Portions of the real estate industry have come roaring back in the last several months, but for the office and retail sectors, the path to recovery has not been simple.
But new reports show that these two suffering real estate participants have concluded that mixed-use may help prop one another up.
“Before the pandemic, retail within urban office areas served as an easily accessible amenity to office employees—perfect for running errands and grabbing lunch with coworkers or a client—however, with physical office occupancy still well below the pre-pandemic baseline, urban retail locations continue to miss out on an important revenue stream,” said Peter Ferramosca, a consultant with CoStar Group.
Embracing a “live-work-play environment” can alleviate the impact that low occupancy has on both office and retail spaces. With less people commuting to the office, surrounding retailers are seeing less foot traffic.

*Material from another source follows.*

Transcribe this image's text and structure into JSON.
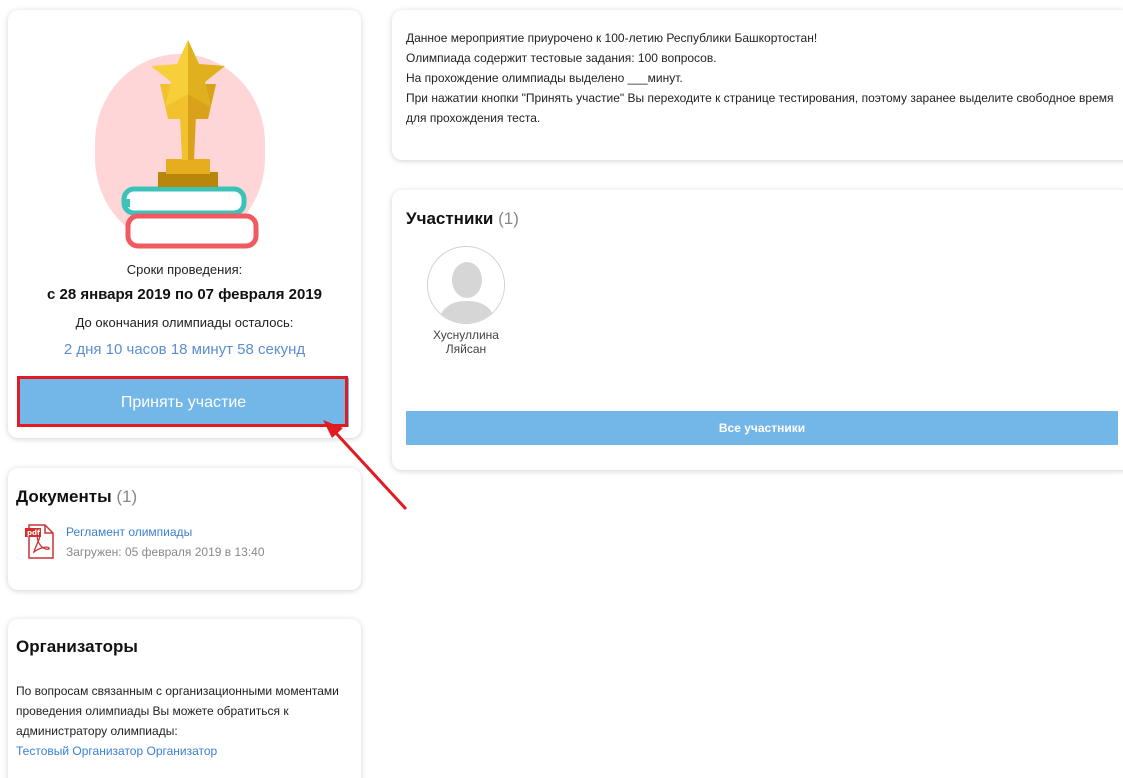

According to CommercialEdge’s most recent national office report, mixed-use developments could help address the needs of all suffering from this dip, including consumers, landlords, tenants, and workers.

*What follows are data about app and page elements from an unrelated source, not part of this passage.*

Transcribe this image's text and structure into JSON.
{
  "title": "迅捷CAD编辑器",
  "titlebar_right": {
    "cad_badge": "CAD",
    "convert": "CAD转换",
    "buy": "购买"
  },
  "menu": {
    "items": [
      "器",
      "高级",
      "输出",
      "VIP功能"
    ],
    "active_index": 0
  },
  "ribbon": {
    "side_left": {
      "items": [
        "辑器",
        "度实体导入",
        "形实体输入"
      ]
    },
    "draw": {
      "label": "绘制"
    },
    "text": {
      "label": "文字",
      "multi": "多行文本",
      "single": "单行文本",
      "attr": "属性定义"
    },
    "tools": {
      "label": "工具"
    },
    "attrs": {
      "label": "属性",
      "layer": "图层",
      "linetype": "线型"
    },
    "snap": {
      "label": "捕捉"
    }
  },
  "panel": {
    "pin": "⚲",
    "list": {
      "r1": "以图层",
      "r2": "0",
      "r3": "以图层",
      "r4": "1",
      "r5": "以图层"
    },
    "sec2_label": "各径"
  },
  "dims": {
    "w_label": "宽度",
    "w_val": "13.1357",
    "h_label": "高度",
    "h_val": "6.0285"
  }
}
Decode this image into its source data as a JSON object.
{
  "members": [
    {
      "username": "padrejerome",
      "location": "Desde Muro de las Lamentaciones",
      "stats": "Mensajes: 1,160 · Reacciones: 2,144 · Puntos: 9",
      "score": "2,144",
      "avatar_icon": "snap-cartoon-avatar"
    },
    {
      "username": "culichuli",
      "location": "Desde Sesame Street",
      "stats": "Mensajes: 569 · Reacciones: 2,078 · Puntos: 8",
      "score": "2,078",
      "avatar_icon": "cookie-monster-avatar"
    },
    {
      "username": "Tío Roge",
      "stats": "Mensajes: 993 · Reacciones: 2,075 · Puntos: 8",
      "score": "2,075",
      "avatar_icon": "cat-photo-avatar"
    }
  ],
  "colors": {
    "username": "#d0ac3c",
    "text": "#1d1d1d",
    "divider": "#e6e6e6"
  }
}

However, the question remains whether the adoption of more hybrid and remote work policies could hinder the potential of these developments.

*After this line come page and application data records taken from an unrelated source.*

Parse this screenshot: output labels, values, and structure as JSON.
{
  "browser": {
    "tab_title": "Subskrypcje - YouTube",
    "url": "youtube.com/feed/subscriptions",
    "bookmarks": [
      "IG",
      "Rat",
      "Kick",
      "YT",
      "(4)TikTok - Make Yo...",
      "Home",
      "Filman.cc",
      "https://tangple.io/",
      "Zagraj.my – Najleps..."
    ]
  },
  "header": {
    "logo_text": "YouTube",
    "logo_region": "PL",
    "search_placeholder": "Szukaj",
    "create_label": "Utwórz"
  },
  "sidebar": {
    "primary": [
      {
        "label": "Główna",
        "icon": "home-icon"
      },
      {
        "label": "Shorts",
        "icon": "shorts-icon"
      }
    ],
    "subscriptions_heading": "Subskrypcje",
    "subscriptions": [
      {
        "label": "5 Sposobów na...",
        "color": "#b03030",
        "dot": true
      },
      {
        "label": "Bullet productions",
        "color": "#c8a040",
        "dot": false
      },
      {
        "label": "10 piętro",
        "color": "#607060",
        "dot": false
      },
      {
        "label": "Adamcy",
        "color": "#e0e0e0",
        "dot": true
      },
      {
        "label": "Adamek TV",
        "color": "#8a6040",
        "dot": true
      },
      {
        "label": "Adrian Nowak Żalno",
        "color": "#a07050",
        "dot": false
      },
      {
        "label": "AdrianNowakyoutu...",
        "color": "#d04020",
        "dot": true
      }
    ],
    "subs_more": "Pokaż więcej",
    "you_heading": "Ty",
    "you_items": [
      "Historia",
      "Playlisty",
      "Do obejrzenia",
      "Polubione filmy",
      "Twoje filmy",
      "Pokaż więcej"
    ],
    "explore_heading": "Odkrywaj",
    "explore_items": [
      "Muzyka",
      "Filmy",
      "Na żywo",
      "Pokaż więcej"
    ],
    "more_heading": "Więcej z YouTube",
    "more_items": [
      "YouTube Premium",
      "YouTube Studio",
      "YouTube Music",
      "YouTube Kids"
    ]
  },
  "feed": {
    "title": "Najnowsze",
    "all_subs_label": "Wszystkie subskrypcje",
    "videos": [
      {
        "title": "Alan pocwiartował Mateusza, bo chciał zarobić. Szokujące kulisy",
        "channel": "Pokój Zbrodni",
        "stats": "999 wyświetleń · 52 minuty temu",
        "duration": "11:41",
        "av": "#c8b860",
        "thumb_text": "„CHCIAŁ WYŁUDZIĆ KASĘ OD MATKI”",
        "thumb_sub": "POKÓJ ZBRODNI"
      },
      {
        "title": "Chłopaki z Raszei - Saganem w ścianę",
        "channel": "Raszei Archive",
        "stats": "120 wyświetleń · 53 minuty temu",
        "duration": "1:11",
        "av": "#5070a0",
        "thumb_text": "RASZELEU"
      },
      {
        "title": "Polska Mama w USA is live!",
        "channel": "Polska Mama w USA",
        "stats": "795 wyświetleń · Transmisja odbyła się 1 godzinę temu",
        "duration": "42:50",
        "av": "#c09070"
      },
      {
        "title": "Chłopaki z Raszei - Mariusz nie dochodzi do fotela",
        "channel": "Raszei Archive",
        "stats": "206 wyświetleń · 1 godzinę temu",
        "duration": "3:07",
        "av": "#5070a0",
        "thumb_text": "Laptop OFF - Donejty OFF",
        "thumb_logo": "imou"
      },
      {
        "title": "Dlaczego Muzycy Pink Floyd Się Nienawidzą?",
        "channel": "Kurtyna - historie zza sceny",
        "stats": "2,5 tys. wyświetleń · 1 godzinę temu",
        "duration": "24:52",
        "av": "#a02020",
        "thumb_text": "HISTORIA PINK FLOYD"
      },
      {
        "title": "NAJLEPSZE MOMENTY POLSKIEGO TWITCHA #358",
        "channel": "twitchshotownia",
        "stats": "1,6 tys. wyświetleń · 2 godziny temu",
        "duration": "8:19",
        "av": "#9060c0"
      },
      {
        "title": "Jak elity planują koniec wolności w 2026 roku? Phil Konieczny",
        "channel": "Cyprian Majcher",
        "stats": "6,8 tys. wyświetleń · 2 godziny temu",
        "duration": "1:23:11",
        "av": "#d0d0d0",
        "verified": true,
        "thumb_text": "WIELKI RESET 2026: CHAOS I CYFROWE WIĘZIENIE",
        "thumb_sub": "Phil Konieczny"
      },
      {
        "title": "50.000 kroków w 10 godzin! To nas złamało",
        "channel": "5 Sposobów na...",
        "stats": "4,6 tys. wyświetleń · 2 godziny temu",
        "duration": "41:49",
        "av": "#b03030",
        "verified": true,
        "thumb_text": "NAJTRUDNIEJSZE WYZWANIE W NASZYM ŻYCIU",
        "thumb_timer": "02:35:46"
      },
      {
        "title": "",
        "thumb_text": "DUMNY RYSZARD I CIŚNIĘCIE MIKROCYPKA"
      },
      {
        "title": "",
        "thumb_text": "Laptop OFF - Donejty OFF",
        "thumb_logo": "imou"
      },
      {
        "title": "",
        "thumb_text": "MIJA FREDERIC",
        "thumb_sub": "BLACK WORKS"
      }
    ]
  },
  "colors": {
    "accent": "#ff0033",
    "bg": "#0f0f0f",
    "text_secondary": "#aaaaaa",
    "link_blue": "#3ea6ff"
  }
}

The report cites two specific successful mixed-use approaches: high rises in major business districts and downtown areas, and horizontal developments in smaller cities and suburban areas.